WHAT THE TASK ASKS
Filter these entries down to the lines that hold the word "icon", and show each of them.

App and web page records
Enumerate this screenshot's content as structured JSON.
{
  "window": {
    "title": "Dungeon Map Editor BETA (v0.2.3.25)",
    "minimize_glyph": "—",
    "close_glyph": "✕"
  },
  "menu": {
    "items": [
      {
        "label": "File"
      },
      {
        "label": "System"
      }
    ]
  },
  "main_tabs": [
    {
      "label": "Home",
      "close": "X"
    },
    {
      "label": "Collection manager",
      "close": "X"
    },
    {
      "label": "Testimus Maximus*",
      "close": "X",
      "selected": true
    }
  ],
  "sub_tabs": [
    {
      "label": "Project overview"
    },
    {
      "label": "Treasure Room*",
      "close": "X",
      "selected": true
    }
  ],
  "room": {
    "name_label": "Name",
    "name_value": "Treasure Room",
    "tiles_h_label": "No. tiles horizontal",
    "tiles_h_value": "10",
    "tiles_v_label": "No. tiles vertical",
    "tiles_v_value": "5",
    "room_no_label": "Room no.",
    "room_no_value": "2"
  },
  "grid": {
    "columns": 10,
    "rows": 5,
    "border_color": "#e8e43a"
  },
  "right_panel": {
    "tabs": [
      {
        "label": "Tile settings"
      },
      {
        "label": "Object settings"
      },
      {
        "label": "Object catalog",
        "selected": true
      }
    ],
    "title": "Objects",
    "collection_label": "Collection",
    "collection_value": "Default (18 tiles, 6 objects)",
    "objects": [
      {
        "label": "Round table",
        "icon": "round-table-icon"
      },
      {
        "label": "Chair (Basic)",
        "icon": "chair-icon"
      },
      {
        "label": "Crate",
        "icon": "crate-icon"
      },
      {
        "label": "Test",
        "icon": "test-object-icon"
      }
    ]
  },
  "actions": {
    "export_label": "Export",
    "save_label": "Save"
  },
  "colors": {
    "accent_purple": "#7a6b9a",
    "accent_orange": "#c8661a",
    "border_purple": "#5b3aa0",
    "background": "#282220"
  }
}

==

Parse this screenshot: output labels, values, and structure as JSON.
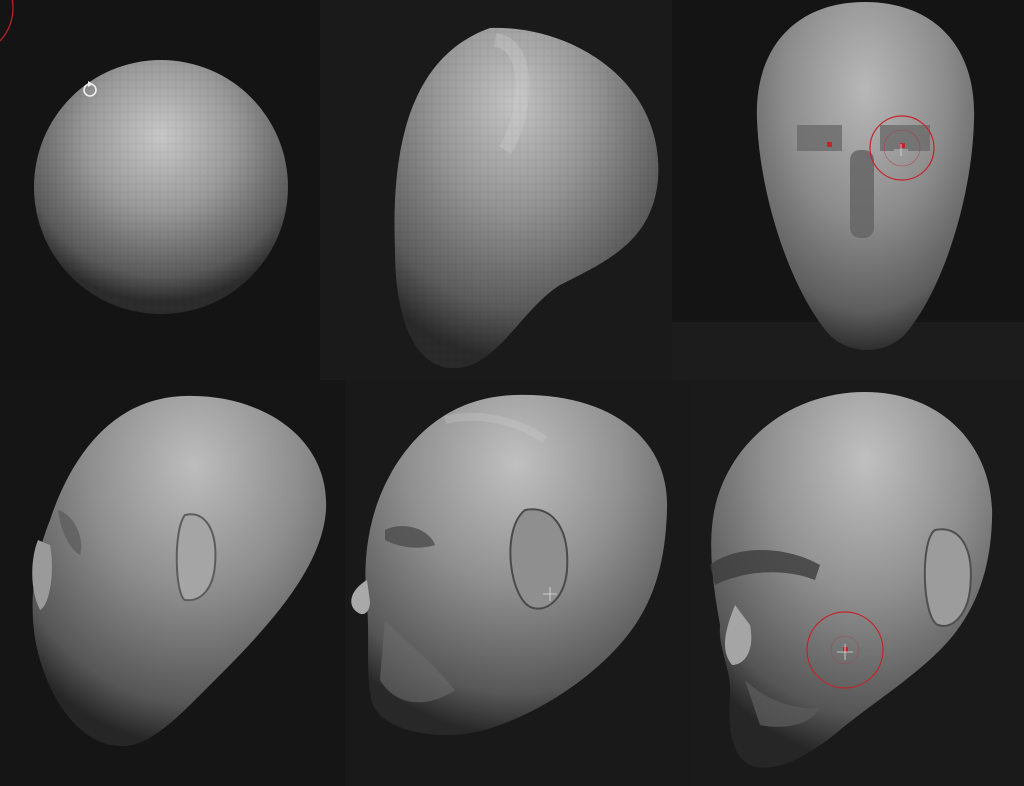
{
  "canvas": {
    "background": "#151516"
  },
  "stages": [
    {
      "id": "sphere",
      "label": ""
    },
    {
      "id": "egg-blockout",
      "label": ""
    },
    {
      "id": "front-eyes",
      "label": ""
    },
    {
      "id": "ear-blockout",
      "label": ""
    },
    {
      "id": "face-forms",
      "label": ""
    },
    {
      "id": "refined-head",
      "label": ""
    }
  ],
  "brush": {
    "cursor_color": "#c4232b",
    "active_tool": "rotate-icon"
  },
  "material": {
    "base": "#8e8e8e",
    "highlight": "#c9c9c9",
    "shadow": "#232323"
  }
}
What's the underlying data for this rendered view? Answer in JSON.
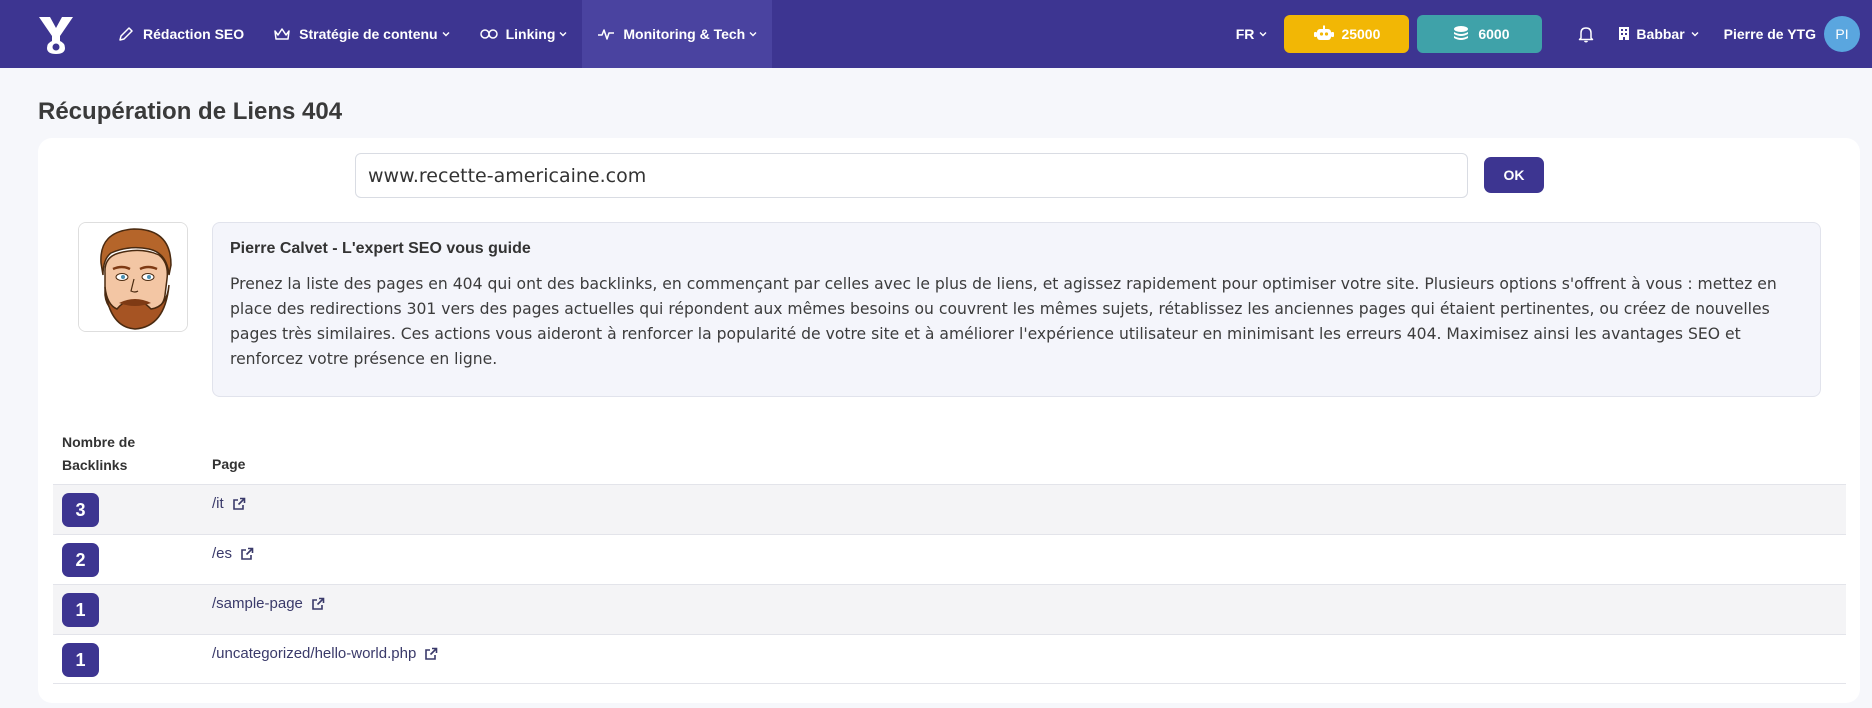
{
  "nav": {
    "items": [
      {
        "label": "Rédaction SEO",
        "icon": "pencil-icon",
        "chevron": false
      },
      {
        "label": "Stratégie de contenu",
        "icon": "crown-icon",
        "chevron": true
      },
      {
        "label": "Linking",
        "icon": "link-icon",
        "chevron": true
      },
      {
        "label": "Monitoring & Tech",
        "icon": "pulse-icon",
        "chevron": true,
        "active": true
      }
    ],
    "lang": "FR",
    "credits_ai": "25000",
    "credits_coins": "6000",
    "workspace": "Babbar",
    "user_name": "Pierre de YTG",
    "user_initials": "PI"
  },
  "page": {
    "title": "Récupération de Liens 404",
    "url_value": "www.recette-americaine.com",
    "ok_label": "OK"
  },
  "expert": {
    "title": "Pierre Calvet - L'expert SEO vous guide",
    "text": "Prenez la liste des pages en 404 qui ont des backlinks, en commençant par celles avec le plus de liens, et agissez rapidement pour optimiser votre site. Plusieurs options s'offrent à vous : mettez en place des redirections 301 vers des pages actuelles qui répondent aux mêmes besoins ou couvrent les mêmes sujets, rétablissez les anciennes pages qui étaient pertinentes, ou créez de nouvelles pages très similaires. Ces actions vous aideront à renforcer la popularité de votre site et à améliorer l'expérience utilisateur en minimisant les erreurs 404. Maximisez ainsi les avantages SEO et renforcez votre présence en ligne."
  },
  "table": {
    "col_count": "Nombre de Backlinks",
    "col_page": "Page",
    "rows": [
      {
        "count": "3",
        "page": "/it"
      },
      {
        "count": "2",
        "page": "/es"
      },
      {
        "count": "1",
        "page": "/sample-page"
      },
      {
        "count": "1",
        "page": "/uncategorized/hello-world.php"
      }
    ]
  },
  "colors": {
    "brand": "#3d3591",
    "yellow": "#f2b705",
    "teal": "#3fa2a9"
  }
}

ANSWER TO THIS PROBLEM
        "icon": "round-table-icon"
        "icon": "chair-icon"
        "icon": "crate-icon"
        "icon": "test-object-icon"
    "active_tool": "rotate-icon"
        "icon": "pencil-icon",
        "icon": "crown-icon",
        "icon": "link-icon",
        "icon": "pulse-icon",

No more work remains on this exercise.